- [TASK DIRECTIONS] Please copy the data below exactly; none of the pictures in it belong in the copy.

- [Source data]
####################

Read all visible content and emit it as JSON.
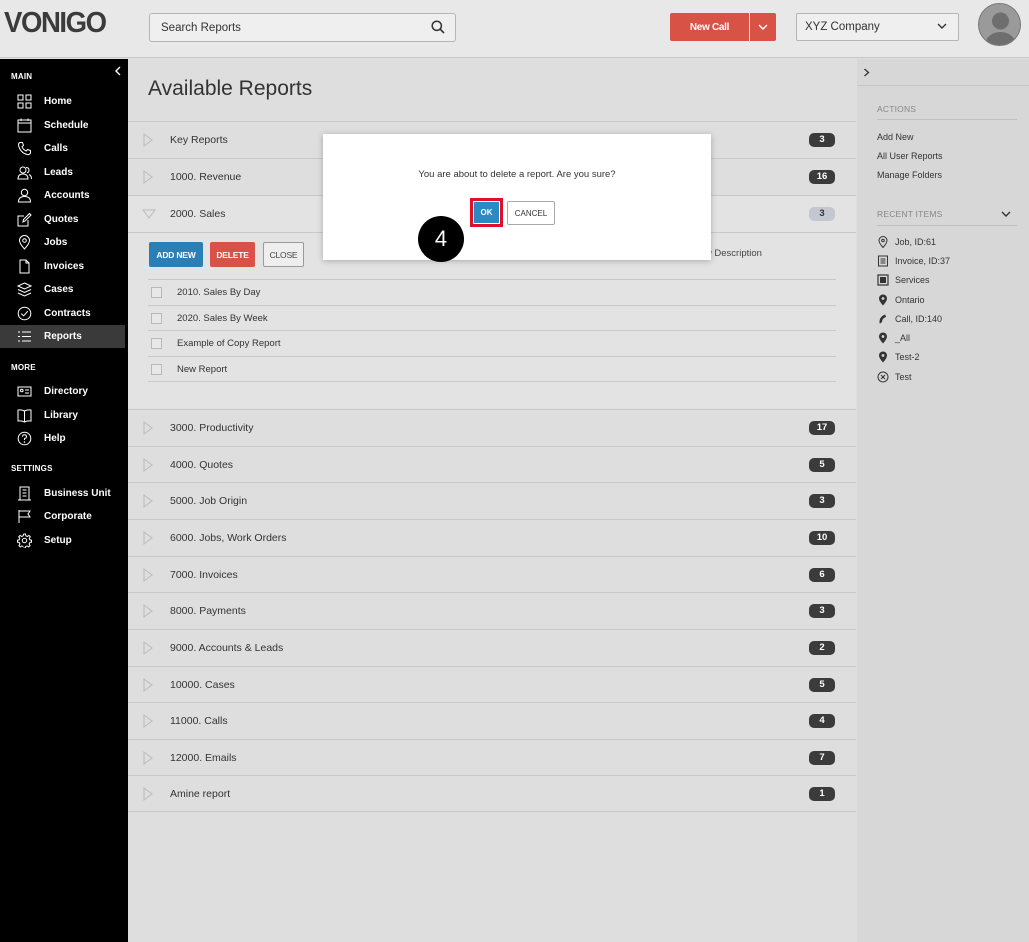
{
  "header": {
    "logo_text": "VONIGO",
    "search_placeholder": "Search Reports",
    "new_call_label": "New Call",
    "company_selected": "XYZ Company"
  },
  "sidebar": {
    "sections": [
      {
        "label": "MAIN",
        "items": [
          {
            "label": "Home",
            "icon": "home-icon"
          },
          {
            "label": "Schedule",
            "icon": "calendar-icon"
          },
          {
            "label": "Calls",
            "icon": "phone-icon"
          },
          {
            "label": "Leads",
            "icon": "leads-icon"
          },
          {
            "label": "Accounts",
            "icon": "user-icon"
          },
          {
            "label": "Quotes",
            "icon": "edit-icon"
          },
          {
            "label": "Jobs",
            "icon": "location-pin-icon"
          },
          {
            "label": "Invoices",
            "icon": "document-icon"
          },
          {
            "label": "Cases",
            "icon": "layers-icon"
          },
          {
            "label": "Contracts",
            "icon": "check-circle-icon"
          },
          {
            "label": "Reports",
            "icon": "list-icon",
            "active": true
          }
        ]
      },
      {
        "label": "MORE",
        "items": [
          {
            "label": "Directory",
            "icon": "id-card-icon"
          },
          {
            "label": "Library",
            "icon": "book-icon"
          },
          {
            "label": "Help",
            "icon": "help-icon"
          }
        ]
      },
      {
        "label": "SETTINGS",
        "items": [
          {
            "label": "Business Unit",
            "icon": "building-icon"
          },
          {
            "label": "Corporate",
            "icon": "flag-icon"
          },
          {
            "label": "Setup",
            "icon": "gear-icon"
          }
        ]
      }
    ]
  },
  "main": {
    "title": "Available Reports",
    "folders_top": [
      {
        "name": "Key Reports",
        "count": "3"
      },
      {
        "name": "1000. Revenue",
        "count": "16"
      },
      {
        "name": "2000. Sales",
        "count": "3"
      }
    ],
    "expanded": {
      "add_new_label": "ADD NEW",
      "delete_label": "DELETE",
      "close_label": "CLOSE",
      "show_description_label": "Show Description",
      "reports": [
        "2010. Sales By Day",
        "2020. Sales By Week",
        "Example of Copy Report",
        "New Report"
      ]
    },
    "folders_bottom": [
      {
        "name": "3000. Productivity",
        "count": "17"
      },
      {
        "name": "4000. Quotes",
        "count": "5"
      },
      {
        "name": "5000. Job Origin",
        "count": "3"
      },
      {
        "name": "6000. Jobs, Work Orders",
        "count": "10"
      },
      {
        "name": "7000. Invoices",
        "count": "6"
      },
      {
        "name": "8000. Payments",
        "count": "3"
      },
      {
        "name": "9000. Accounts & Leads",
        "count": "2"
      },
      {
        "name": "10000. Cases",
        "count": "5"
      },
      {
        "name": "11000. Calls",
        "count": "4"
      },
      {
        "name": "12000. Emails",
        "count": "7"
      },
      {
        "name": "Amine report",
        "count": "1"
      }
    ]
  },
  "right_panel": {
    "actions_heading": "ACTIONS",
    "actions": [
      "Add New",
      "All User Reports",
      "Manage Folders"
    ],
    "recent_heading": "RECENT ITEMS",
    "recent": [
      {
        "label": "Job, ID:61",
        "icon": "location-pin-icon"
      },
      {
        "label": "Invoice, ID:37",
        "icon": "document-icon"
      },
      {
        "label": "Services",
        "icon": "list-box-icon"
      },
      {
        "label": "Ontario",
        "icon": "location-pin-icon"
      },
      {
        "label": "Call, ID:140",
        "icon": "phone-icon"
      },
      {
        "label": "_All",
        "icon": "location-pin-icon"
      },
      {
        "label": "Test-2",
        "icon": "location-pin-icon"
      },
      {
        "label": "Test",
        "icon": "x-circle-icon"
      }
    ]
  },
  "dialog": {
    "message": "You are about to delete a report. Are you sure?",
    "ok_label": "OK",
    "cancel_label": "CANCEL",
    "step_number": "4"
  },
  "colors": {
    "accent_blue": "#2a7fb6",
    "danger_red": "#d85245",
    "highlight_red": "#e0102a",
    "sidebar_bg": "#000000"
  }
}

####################

- [REPLY TO THE TASK]
Read all visible content and emit it as JSON.
{
  "header": {
    "logo_text": "VONIGO",
    "search_placeholder": "Search Reports",
    "new_call_label": "New Call",
    "company_selected": "XYZ Company"
  },
  "sidebar": {
    "sections": [
      {
        "label": "MAIN",
        "items": [
          {
            "label": "Home",
            "icon": "home-icon"
          },
          {
            "label": "Schedule",
            "icon": "calendar-icon"
          },
          {
            "label": "Calls",
            "icon": "phone-icon"
          },
          {
            "label": "Leads",
            "icon": "leads-icon"
          },
          {
            "label": "Accounts",
            "icon": "user-icon"
          },
          {
            "label": "Quotes",
            "icon": "edit-icon"
          },
          {
            "label": "Jobs",
            "icon": "location-pin-icon"
          },
          {
            "label": "Invoices",
            "icon": "document-icon"
          },
          {
            "label": "Cases",
            "icon": "layers-icon"
          },
          {
            "label": "Contracts",
            "icon": "check-circle-icon"
          },
          {
            "label": "Reports",
            "icon": "list-icon",
            "active": true
          }
        ]
      },
      {
        "label": "MORE",
        "items": [
          {
            "label": "Directory",
            "icon": "id-card-icon"
          },
          {
            "label": "Library",
            "icon": "book-icon"
          },
          {
            "label": "Help",
            "icon": "help-icon"
          }
        ]
      },
      {
        "label": "SETTINGS",
        "items": [
          {
            "label": "Business Unit",
            "icon": "building-icon"
          },
          {
            "label": "Corporate",
            "icon": "flag-icon"
          },
          {
            "label": "Setup",
            "icon": "gear-icon"
          }
        ]
      }
    ]
  },
  "main": {
    "title": "Available Reports",
    "folders_top": [
      {
        "name": "Key Reports",
        "count": "3"
      },
      {
        "name": "1000. Revenue",
        "count": "16"
      },
      {
        "name": "2000. Sales",
        "count": "3"
      }
    ],
    "expanded": {
      "add_new_label": "ADD NEW",
      "delete_label": "DELETE",
      "close_label": "CLOSE",
      "show_description_label": "Show Description",
      "reports": [
        "2010. Sales By Day",
        "2020. Sales By Week",
        "Example of Copy Report",
        "New Report"
      ]
    },
    "folders_bottom": [
      {
        "name": "3000. Productivity",
        "count": "17"
      },
      {
        "name": "4000. Quotes",
        "count": "5"
      },
      {
        "name": "5000. Job Origin",
        "count": "3"
      },
      {
        "name": "6000. Jobs, Work Orders",
        "count": "10"
      },
      {
        "name": "7000. Invoices",
        "count": "6"
      },
      {
        "name": "8000. Payments",
        "count": "3"
      },
      {
        "name": "9000. Accounts & Leads",
        "count": "2"
      },
      {
        "name": "10000. Cases",
        "count": "5"
      },
      {
        "name": "11000. Calls",
        "count": "4"
      },
      {
        "name": "12000. Emails",
        "count": "7"
      },
      {
        "name": "Amine report",
        "count": "1"
      }
    ]
  },
  "right_panel": {
    "actions_heading": "ACTIONS",
    "actions": [
      "Add New",
      "All User Reports",
      "Manage Folders"
    ],
    "recent_heading": "RECENT ITEMS",
    "recent": [
      {
        "label": "Job, ID:61",
        "icon": "location-pin-icon"
      },
      {
        "label": "Invoice, ID:37",
        "icon": "document-icon"
      },
      {
        "label": "Services",
        "icon": "list-box-icon"
      },
      {
        "label": "Ontario",
        "icon": "location-pin-icon"
      },
      {
        "label": "Call, ID:140",
        "icon": "phone-icon"
      },
      {
        "label": "_All",
        "icon": "location-pin-icon"
      },
      {
        "label": "Test-2",
        "icon": "location-pin-icon"
      },
      {
        "label": "Test",
        "icon": "x-circle-icon"
      }
    ]
  },
  "dialog": {
    "message": "You are about to delete a report. Are you sure?",
    "ok_label": "OK",
    "cancel_label": "CANCEL",
    "step_number": "4"
  },
  "colors": {
    "accent_blue": "#2a7fb6",
    "danger_red": "#d85245",
    "highlight_red": "#e0102a",
    "sidebar_bg": "#000000"
  }
}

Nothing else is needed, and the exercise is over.